Dataset items =>
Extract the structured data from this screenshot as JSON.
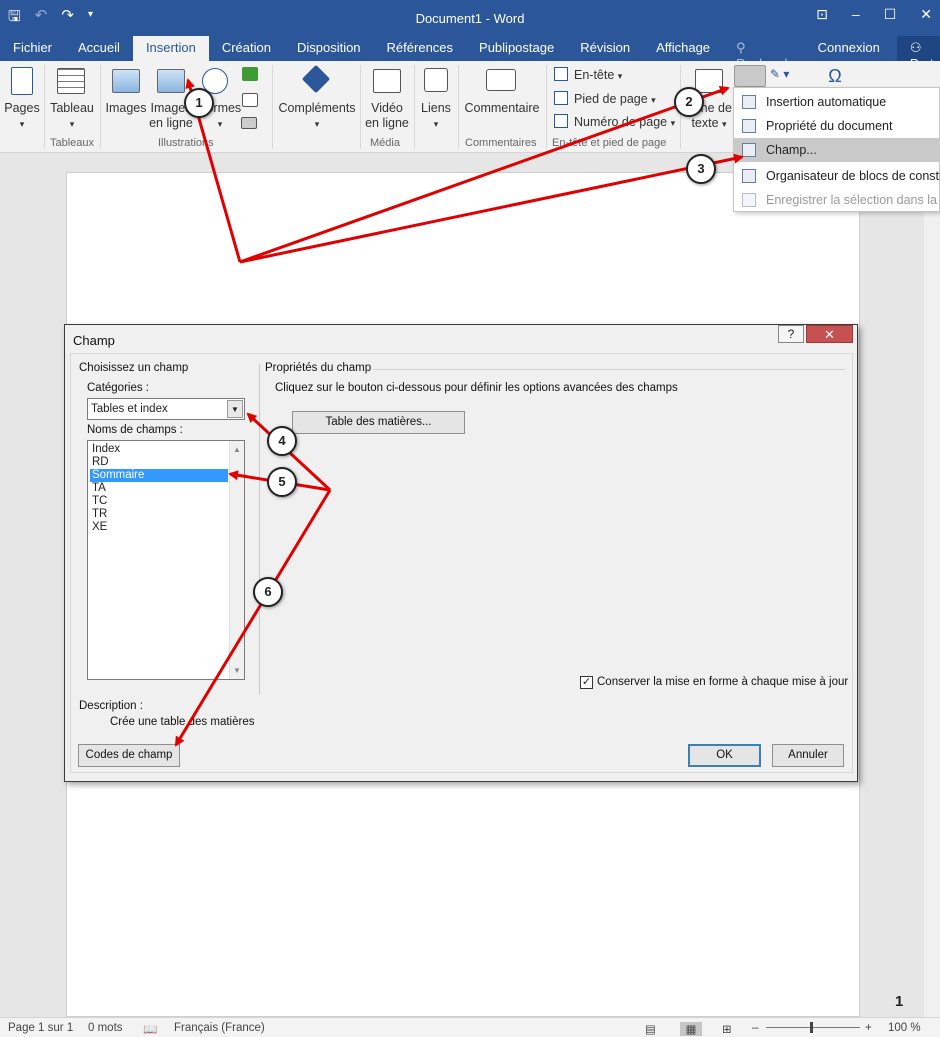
{
  "window": {
    "title": "Document1 - Word"
  },
  "tabs": [
    "Fichier",
    "Accueil",
    "Insertion",
    "Création",
    "Disposition",
    "Références",
    "Publipostage",
    "Révision",
    "Affichage",
    "Recherch",
    "Connexion",
    "Partager"
  ],
  "active_tab": "Insertion",
  "ribbon": {
    "pages": "Pages",
    "tableau": "Tableau",
    "tableaux_group": "Tableaux",
    "images": "Images",
    "images_en_ligne_1": "Images",
    "images_en_ligne_2": "en ligne",
    "formes": "Formes",
    "illustrations_group": "Illustrations",
    "complements": "Compléments",
    "video_1": "Vidéo",
    "video_2": "en ligne",
    "media_group": "Média",
    "liens": "Liens",
    "commentaire": "Commentaire",
    "commentaires_group": "Commentaires",
    "entete": "En-tête",
    "pied_de_page": "Pied de page",
    "numero_de_page": "Numéro de page",
    "hf_group": "En-tête et pied de page",
    "zone_1": "Zone de",
    "zone_2": "texte",
    "symbol": "Ω"
  },
  "dropdown": {
    "items": [
      {
        "label": "Insertion automatique",
        "state": "normal"
      },
      {
        "label": "Propriété du document",
        "state": "normal"
      },
      {
        "label": "Champ...",
        "state": "highlighted"
      },
      {
        "label": "Organisateur de blocs de construction...",
        "state": "normal"
      },
      {
        "label": "Enregistrer la sélection dans la galerie de composants QuickPart...",
        "state": "disabled"
      }
    ]
  },
  "dialog": {
    "title": "Champ",
    "help": "?",
    "close": "✕",
    "choose_field": "Choisissez un champ",
    "categories_label": "Catégories :",
    "category_value": "Tables et index",
    "field_names_label": "Noms de champs :",
    "fields": [
      "Index",
      "RD",
      "Sommaire",
      "TA",
      "TC",
      "TR",
      "XE"
    ],
    "selected_field": "Sommaire",
    "properties_label": "Propriétés du champ",
    "properties_hint": "Cliquez sur le bouton ci-dessous pour définir les options avancées des champs",
    "toc_button": "Table des matières...",
    "preserve_label": "Conserver la mise en forme à chaque mise à jour",
    "preserve_checked": true,
    "description_label": "Description :",
    "description_text": "Crée une table des matières",
    "field_codes_button": "Codes de champ",
    "ok_button": "OK",
    "cancel_button": "Annuler"
  },
  "status": {
    "page": "Page 1 sur 1",
    "words": "0 mots",
    "language": "Français (France)",
    "zoom": "100 %"
  },
  "document": {
    "page_number": "1"
  },
  "annotations": [
    "1",
    "2",
    "3",
    "4",
    "5",
    "6"
  ],
  "colors": {
    "accent": "#2b579a",
    "arrow": "#e00000",
    "selection": "#3399ff"
  }
}
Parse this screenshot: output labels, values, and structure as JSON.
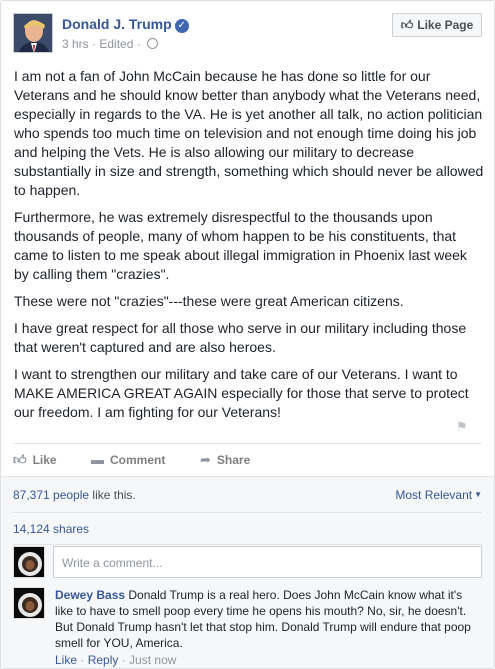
{
  "header": {
    "page_name": "Donald J. Trump",
    "timestamp": "3 hrs",
    "edited": "Edited",
    "like_page_button": "Like Page"
  },
  "post": {
    "paragraphs": [
      "I am not a fan of John McCain because he has done so little for our Veterans and he should know better than anybody what the Veterans need, especially in regards to the VA. He is yet another all talk, no action politician who spends too much time on television and not enough time doing his job and helping the Vets. He is also allowing our military to decrease substantially in size and strength, something which should never be allowed to happen.",
      "Furthermore, he was extremely disrespectful to the thousands upon thousands of people, many of whom happen to be his constituents, that came to listen to me speak about illegal immigration in Phoenix last week by calling them \"crazies\".",
      "These were not \"crazies\"---these were great American citizens.",
      "I have great respect for all those who serve in our military including those that weren't captured and are also heroes.",
      "I want to strengthen our military and take care of our Veterans. I want to MAKE AMERICA GREAT AGAIN especially for those that serve to protect our freedom. I am fighting for our Veterans!"
    ]
  },
  "actions": {
    "like": "Like",
    "comment": "Comment",
    "share": "Share"
  },
  "stats": {
    "likes_count": "87,371 people",
    "likes_suffix": " like this.",
    "sort_label": "Most Relevant",
    "shares": "14,124 shares"
  },
  "composer": {
    "placeholder": "Write a comment..."
  },
  "comment": {
    "author": "Dewey Bass",
    "text": "Donald Trump is a real hero. Does John McCain know what it's like to have to smell poop every time he opens his mouth? No, sir, he doesn't. But Donald Trump hasn't let that stop him. Donald Trump will endure that poop smell for YOU, America.",
    "like": "Like",
    "reply": "Reply",
    "time": "Just now"
  },
  "colors": {
    "link": "#365899",
    "muted": "#90949c",
    "verified": "#4267b2"
  }
}
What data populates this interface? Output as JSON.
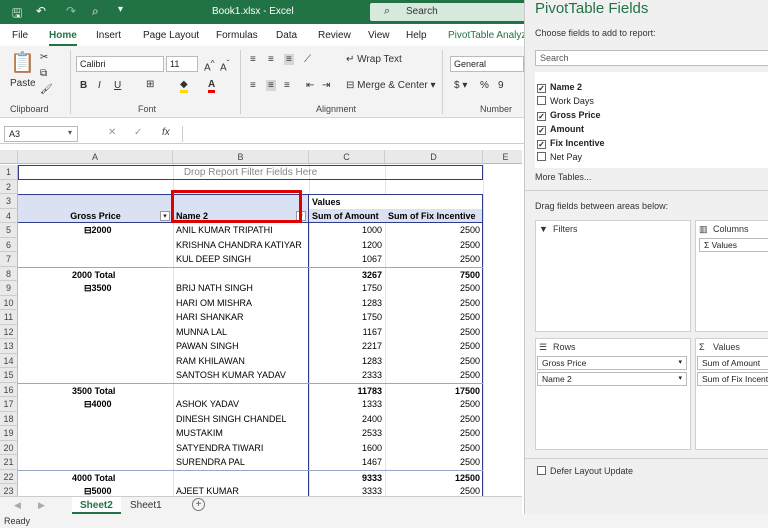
{
  "title_bar": {
    "doc_title": "Book1.xlsx  -  Excel",
    "search_label": "Search"
  },
  "menu": [
    "File",
    "Home",
    "Insert",
    "Page Layout",
    "Formulas",
    "Data",
    "Review",
    "View",
    "Help",
    "PivotTable Analyze"
  ],
  "ribbon": {
    "paste": "Paste",
    "font_name": "Calibri",
    "font_size": "11",
    "wrap_text": "Wrap Text",
    "merge_center": "Merge & Center",
    "number_format": "General",
    "groups": [
      "Clipboard",
      "Font",
      "Alignment",
      "Number"
    ]
  },
  "formula_bar": {
    "cell_ref": "A3",
    "fx": "fx"
  },
  "columns": [
    "A",
    "B",
    "C",
    "D",
    "E"
  ],
  "pivot": {
    "filter_hint": "Drop Report Filter Fields Here",
    "values_label": "Values",
    "headers": [
      "Gross Price",
      "Name 2",
      "Sum of Amount",
      "Sum of Fix Incentive"
    ],
    "rows": [
      {
        "n": "5",
        "a": "⊟2000",
        "b": "ANIL KUMAR TRIPATHI",
        "c": "1000",
        "d": "2500"
      },
      {
        "n": "6",
        "a": "",
        "b": "KRISHNA CHANDRA KATIYAR",
        "c": "1200",
        "d": "2500"
      },
      {
        "n": "7",
        "a": "",
        "b": "KUL DEEP SINGH",
        "c": "1067",
        "d": "2500"
      },
      {
        "n": "8",
        "a": "2000 Total",
        "b": "",
        "c": "3267",
        "d": "7500",
        "total": true
      },
      {
        "n": "9",
        "a": "⊟3500",
        "b": "BRIJ NATH SINGH",
        "c": "1750",
        "d": "2500"
      },
      {
        "n": "10",
        "a": "",
        "b": "HARI OM MISHRA",
        "c": "1283",
        "d": "2500"
      },
      {
        "n": "11",
        "a": "",
        "b": "HARI SHANKAR",
        "c": "1750",
        "d": "2500"
      },
      {
        "n": "12",
        "a": "",
        "b": "MUNNA LAL",
        "c": "1167",
        "d": "2500"
      },
      {
        "n": "13",
        "a": "",
        "b": "PAWAN SINGH",
        "c": "2217",
        "d": "2500"
      },
      {
        "n": "14",
        "a": "",
        "b": "RAM KHILAWAN",
        "c": "1283",
        "d": "2500"
      },
      {
        "n": "15",
        "a": "",
        "b": "SANTOSH KUMAR YADAV",
        "c": "2333",
        "d": "2500"
      },
      {
        "n": "16",
        "a": "3500 Total",
        "b": "",
        "c": "11783",
        "d": "17500",
        "total": true
      },
      {
        "n": "17",
        "a": "⊟4000",
        "b": "ASHOK YADAV",
        "c": "1333",
        "d": "2500"
      },
      {
        "n": "18",
        "a": "",
        "b": "DINESH SINGH CHANDEL",
        "c": "2400",
        "d": "2500"
      },
      {
        "n": "19",
        "a": "",
        "b": "MUSTAKIM",
        "c": "2533",
        "d": "2500"
      },
      {
        "n": "20",
        "a": "",
        "b": "SATYENDRA TIWARI",
        "c": "1600",
        "d": "2500"
      },
      {
        "n": "21",
        "a": "",
        "b": "SURENDRA PAL",
        "c": "1467",
        "d": "2500"
      },
      {
        "n": "22",
        "a": "4000 Total",
        "b": "",
        "c": "9333",
        "d": "12500",
        "total": true
      },
      {
        "n": "23",
        "a": "⊟5000",
        "b": "AJEET KUMAR",
        "c": "3333",
        "d": "2500"
      }
    ]
  },
  "sheet_tabs": [
    "Sheet2",
    "Sheet1"
  ],
  "status": "Ready",
  "pivot_pane": {
    "title": "PivotTable Fields",
    "subtitle": "Choose fields to add to report:",
    "search_placeholder": "Search",
    "fields": [
      {
        "label": "Name 2",
        "checked": true
      },
      {
        "label": "Work Days",
        "checked": false
      },
      {
        "label": "Gross Price",
        "checked": true
      },
      {
        "label": "Amount",
        "checked": true
      },
      {
        "label": "Fix Incentive",
        "checked": true
      },
      {
        "label": "Net Pay",
        "checked": false
      }
    ],
    "more_tables": "More Tables...",
    "drag_hint": "Drag fields between areas below:",
    "filters_label": "Filters",
    "columns_label": "Columns",
    "columns_items": [
      "Σ Values"
    ],
    "rows_label": "Rows",
    "rows_items": [
      "Gross Price",
      "Name 2"
    ],
    "values_label": "Values",
    "values_items": [
      "Sum of Amount",
      "Sum of Fix Incentive"
    ],
    "defer_label": "Defer Layout Update"
  },
  "colors": {
    "excel_green": "#217346",
    "pivot_header": "#d9e1f2",
    "highlight": "#e00000"
  }
}
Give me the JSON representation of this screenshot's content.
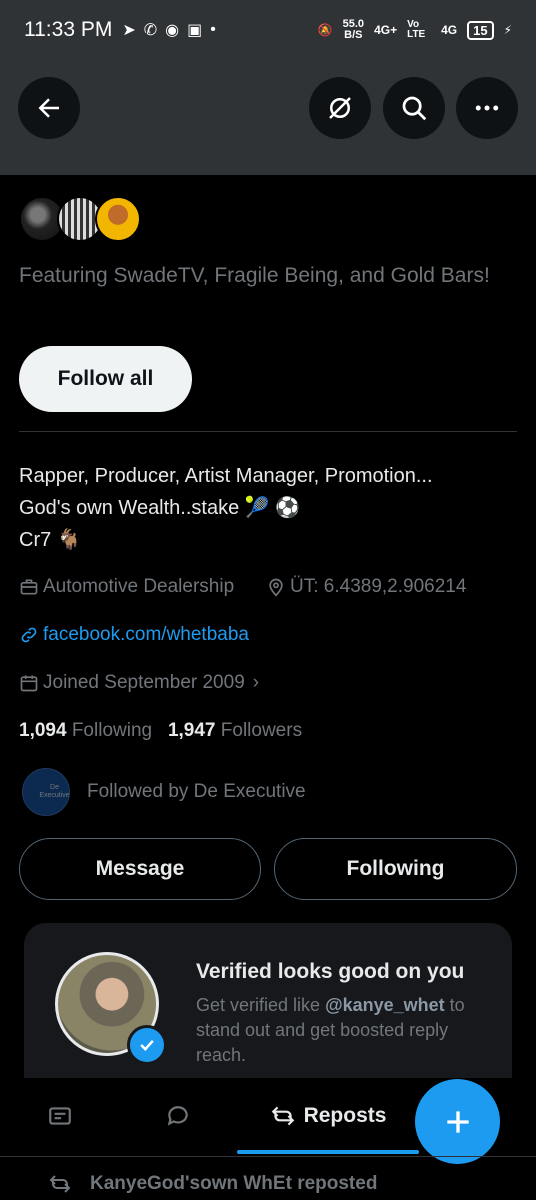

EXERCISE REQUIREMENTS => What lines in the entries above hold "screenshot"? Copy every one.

TASK OUTPUT =>
Extract the structured data from this screenshot as JSON.
Parse this screenshot: output labels, values, and structure as JSON.
Give me the JSON representation of this screenshot's content.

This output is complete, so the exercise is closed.